Discussants at a virtual event on Tuesday said the Rohingya crisis is losing global attention and as a result, there is no quick possibility of resolving the crisis.
And this has happened because of the geopolitics surrounding the Indo-Pacific regions, and the Taliban’s takeover of Afghanistan, the discussants said adding a new approach is required to solve the Rohingya crisis.
Centre for Peace Studies (CPS) under the North South University (NSU) and Prothoma Prokashon jointly organised the event to unveil cover of the Prothoma research publication Rohingya Sharanarthi-Jibon: Anishchit Aagami O Sabhyatar Dai.
The programme was launched with a poem recitation by Mohammad Ahtaram–a young representative of the Myanmar minority group Rohingya currently leading their refugee life at Cox’s Bazar-based Rohingya camps.
In his welcome speech, NSU teacher professor Helal Mohammad Mohiuddin briefed about CPS. Associate professor Bulbul Siddiqi and assistant professor Ishrat Zakia Sultana of NSU–also authors of the book–gave a glimpse of the publication.
Migration and refugee expert professor CR Abrar said the existing Rohingya crisis remained unsolved for last five years.
That’s why the persecuted people are losing global empathy, he said adding the permanent members of the UN Security Council are responsible to maintain global peace.
CR Abrar, also the executive director at Refugee and Migratory Movements Research Unit (RAMMRU), said they gave priority to their economic gain as well as strategic interests over the Rohingya crisis and they showed they were driven by narrow group interests.

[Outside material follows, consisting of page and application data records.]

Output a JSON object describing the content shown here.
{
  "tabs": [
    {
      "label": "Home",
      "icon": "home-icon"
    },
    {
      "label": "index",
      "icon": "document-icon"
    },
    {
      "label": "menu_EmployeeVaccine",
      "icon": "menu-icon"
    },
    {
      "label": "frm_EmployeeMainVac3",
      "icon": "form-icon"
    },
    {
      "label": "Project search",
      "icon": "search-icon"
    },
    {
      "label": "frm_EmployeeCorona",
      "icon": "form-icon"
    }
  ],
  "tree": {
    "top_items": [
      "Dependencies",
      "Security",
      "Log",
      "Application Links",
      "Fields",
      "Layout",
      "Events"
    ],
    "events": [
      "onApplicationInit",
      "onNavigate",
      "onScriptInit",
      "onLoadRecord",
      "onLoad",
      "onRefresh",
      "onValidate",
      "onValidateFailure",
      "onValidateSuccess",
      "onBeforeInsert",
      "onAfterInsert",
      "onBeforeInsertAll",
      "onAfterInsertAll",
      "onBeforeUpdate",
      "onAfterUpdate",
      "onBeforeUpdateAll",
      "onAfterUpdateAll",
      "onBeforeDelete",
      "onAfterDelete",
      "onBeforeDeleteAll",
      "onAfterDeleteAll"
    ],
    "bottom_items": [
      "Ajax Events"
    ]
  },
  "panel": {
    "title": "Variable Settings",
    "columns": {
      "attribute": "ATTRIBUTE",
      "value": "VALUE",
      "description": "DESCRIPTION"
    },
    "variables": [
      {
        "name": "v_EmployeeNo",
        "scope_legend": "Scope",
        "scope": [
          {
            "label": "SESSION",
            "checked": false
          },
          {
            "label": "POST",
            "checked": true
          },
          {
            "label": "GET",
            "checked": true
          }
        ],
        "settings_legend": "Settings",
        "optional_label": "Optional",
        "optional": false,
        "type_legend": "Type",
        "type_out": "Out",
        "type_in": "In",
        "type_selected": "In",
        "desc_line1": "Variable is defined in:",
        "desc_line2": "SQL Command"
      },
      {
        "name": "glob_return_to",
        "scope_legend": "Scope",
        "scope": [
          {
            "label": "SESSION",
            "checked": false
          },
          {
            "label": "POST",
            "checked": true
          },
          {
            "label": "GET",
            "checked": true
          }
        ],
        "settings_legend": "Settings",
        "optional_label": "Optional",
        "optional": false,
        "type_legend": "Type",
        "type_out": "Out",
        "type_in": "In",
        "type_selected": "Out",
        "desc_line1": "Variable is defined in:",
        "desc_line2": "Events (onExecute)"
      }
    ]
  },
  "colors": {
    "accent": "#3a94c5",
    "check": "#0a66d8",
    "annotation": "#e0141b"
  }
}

“Bangladesh must ensure her national security. A security threat will be created for Bangladesh as well as the regional and international arena if the Rohingya people are not allowed to develop as human being. We have to think about new approach to solve the crisis,” he added.
North University vice-chancellor professor Atiqul Islam said, “In the present days, human values are being demeaned all over the world by narrow group interests. We can see the proof in Myanmar, Afghanistan and Syria. The powerful countries do not bother about the future of Afghan and Rohingya children. It cannot go on like this forever.”
Former foreign ministry secretary Md Shahidul Haque, a fellow of South Asian Institute of Policy and Governance under NSU, said, there is no way to deny that the existing Afghanistan situation and the stakes at Indo-Pacific geopolitics are shedding the Rohingya issue off. It will result in fewer allocations of emergency fund as well as blurring global attention. Hence, a fresh approach to resolve the crisis is a necessity. Civil society should take initiative in this regard.
Prothom Alo editor Matiur Rahman said, “The Rohingya crisis intensified since the 2017 influx. This has become a great concern for the society, economy and state affairs of Bangladesh. Moreover, we cannot see any quick solution of the crisis. We doubt about how the issue could attract global attention during the ongoing Afghan crisis.”
Appraising the research initiative by NSU, Matiur Rahman said, “The country is now seeing fewer research works. On the other hand, various issues of Bangladesh are being researched and getting published in abroad. But we encourage field research and publication of the findings — in Bangla and English languages — in Bangladesh.”
NSU’s senior lecturer Tata Zafar moderated the virtual event also addressed by Prothoma Prokashon coordinator Arun Bosu and Prothom Alo diplomatic correspondent Raheed Ejaz.